Said the Wind to the Moon, "I will blow you out;
You stare
In the air
Like a ghost in a chair,
Always looking what I am about —
I hate to be watched; I'll blow you out."

The Wind blew hard, and out went the Moon.
So, deep
On a heap
Of clouds to sleep,
Down lay the Wind, and slumbered soon,
Muttering low, "I've done for that Moon."

He turned in his bed; she was there again!
On high
In the sky,
With her one ghost eye,
The Moon shone white and alive and plain.
Said the Wind, "I will blow you out again."

The Wind blew hard, and the Moon grew dim.
"With my sledge,
And my wedge,
I have knocked off her edge!
If only I blow right fierce and grim,
The creature will soon be dimmer than dim."

He blew and he blew, and she thinned to a thread.
"One puff
More's enough
To blow her to snuff!
One good puff more where the last was bred,
And glimmer, glimmer, glum will go the thread."

He blew a great blast, and the thread was gone.
In the air
Nowhere
Was a moonbeam bare;
Far off and harmless the shy stars shone —
Sure and certain the Moon was gone!

The Wind he took to his revels once more;
On down,
In town,
Like a merry—mad clown,
He leaped and halloed with whistle and roar —
"What's that?" The glimmering thread once more!

He flew in a rage — he danced and blew;
But in vain
Was the pain
Of his bursting brain;
For still the broader the Moon—scrap grew,
The broader he swelled his big cheeks and blew.
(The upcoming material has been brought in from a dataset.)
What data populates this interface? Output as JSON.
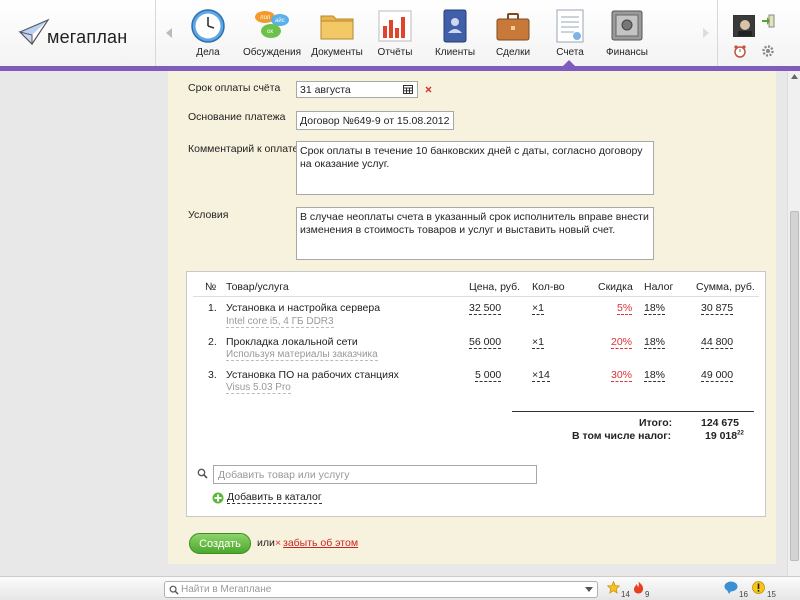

Slowly she grew — till she filled the night,
And shone
On her throne
In the sky alone,
A matchless, wonderful silvery light,
Radiant and lovely, the queen of the night.

Said the Wind: "What a marvel of power am I!
With my breath,
Good faith!
I blew her to death —
First blew her away right out of the sky —
Then blew her in; what strength have I!

But the Moon she knew nothing about the affair;
For high
In the sky,
With her one white eye,
Motionless, miles above the air,
She had never heard the great Wind blare.